“We were just walking to work,” said Aron Antonio, bleeding profusely from multiple head wounds. “I can’t understand why they attacked us.” I called an ambulance on my cell phone, but by the time it had arrived, Antonio’s companion had lost consciousness. The youth’s eyes refused to dilate, and he began to vomit where he lay in the gutter.

“The people can’t even walk the streets in peace,” Bertha Oliva told me. “They’re being beaten just for stepping out of doors. hunt them as if for sport. What kind of a country has this become?”

By the time I reached the Embassy, the crowds had been dispersed, and masked police and soldiers had cordoned off the street, forbidding even international journalists and human rights workers from approaching. A few hours later, a pick-up truck with massive speakers was wheeled in, to direct constant loud music toward the building.

I spoke by phone with Father Andres Tamayo – Catholic priest, and leading figure in the anti-coup movement – who was trapped with Zelaya inside the Embassy. “There are police in front of the building, and all of the surrounding houses. The government is also listening in, and blocking our calls,” he said, just before the line went dead.

Late Tuesday afternoon, 85 people were allowed to leave the Embassy. About 70 more - including Zelaya’s wife and young grandchildren – remain inside.

Meanwhile, the resistance movement shows no signs of slowing down.

“We will be in the streets again tomorrow,” said Juan Barahona. “We will not give up until Mel Zelaya returns to the presidency.” When asked what he thought would be the likely response from the authorities, Barahona conceded it might well be more of the same. “The police will not tolerate us. They’ll probably attack us again.

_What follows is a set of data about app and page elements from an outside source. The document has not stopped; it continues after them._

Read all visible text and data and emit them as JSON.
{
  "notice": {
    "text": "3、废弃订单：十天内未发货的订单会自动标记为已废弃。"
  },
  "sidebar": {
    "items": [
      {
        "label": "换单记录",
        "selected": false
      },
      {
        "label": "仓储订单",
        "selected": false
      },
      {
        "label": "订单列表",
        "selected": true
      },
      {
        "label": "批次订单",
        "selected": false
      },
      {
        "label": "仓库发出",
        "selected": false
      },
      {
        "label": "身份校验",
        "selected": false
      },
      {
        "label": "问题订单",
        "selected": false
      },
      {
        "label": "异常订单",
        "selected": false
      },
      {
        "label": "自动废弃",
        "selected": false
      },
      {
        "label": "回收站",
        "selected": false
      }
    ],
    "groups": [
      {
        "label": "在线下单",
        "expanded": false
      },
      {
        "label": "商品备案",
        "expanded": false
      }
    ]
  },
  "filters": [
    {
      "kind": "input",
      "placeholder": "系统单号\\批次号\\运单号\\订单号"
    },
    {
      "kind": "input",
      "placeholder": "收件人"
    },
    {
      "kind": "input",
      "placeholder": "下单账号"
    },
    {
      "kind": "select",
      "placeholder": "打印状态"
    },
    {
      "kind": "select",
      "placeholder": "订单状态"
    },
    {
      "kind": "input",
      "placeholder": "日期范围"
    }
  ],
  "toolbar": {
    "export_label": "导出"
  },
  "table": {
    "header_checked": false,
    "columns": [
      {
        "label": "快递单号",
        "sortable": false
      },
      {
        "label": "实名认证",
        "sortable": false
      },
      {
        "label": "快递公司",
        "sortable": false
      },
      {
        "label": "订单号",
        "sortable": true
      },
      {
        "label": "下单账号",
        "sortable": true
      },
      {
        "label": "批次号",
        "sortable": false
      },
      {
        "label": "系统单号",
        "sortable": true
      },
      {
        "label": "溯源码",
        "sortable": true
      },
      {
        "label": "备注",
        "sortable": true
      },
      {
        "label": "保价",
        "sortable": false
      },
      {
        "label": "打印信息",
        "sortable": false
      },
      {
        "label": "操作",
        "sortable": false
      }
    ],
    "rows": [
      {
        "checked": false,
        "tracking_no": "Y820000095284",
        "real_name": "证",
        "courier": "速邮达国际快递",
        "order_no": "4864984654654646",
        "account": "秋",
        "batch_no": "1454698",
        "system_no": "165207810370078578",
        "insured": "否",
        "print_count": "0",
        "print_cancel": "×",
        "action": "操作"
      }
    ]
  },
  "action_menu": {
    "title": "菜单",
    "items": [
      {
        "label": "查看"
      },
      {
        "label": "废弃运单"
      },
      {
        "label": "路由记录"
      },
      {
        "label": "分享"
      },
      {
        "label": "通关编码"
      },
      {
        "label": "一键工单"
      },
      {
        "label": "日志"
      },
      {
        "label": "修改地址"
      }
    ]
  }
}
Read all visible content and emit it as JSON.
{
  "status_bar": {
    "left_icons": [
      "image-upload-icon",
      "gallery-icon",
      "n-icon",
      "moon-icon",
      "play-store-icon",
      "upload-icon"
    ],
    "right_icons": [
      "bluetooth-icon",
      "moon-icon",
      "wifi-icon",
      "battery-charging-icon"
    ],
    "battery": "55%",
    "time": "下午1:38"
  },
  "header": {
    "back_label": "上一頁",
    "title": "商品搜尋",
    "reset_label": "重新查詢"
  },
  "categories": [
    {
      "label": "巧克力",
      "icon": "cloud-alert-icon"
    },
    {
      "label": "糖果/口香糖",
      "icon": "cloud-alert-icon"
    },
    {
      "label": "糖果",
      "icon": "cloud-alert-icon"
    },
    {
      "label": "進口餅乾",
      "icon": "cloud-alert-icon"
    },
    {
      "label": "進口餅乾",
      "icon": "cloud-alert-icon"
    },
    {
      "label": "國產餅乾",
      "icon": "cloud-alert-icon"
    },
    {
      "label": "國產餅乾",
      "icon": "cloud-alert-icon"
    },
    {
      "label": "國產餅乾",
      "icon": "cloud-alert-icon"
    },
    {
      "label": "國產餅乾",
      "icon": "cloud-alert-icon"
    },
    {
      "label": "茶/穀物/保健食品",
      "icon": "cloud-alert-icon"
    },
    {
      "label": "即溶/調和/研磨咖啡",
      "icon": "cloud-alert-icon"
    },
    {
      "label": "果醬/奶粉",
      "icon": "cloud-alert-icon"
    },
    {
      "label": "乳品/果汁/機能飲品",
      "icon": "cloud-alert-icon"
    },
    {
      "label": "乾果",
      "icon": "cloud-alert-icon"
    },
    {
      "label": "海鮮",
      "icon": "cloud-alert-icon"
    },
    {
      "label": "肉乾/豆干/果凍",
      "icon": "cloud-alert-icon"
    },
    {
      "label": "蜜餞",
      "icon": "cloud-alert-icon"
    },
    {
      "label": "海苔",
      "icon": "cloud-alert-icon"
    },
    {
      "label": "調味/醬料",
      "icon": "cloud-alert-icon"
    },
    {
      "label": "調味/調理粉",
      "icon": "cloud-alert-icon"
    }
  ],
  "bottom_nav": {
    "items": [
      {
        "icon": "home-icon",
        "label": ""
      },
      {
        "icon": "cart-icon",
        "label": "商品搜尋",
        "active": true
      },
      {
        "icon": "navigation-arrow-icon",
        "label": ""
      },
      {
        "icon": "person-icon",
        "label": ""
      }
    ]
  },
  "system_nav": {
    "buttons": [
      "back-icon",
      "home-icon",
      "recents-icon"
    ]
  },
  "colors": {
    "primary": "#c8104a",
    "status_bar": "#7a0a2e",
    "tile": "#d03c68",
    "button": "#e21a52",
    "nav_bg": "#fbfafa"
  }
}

But what else can we do? This remains an unequal struggle.”

Shortly after being turned away by police, while seeking to bring food and water to those in the Brazilian Embassy, Bertha Oliva echoed Mr. Barahona’s sentiments. “This is a one-sided war,” she said, nodding towards the masked officers. “They’re the only ones committing violence.”

* * * 



In October, activists with Rights Action will be on speaking tours in Ontario, Quebec and eastern Canada, and north-east USA, showing slides and short documentaries and speaking about the on-going pro-democracy, anti coup movement in Honduras and about indigenous and community resistance to Goldcorp Inc.’s open-pit, cyanide leach mines in Guatemala and Honduras.

Karen Spring (spring.kj@gmail.com) in Ontario
Francois Guindon (francois.guindon@gmail.com ) in Quebec and eastern Canada
Grahame Russell (info@rightsaction.org) in north-east USA
AMERICANS & CANADIANS should contact our members of congress, senators & members of parliament every day, day after day, send copies of this information, and demand:

unconditional and public support for the return of the entire constitutional government of President Zelaya
unequivocal denunciation of the military coup and no recognition of the oligarchic-military regime of Roberto Micheletti and General Romeo Vasquez
unequivocal demands, from “international community”, for regime to step down
no recognition of the November 2009 elections, that candidates from the traditional Nationalist and Liberal parties are campaigning for, even as the country is militarized and repression is widespread
an immediate suspension of the release of all international funds and loans to the regime, including targeted economic, military and diplomatic sanctions against the coup plotters and perpetrators
application of international and national justice against the coup plotters and perpetrators
reparations to the victims for the illegal actions and rights violations committed during this illegal coup
TO DONATE TAX-DEDUCTIBLE FUNDS to the people’s pro-democracy movement in Honduras, make check to “rights action” and mail to:

UNITED STATES:  Box 50887, Washington DC, 20091-0887
CANADA:  552-351 Queen St. E, Toronto ON, M5A-1T8
CREDIT-CARD DONATIONS:  http://rightsaction.org/contributions.htm
For foundations and institutional donors, Rights Action can (upon request) provide a full proposal of which organizations and people we are channeling funds to and supporting.

No hay comentarios:

Publicar un comentario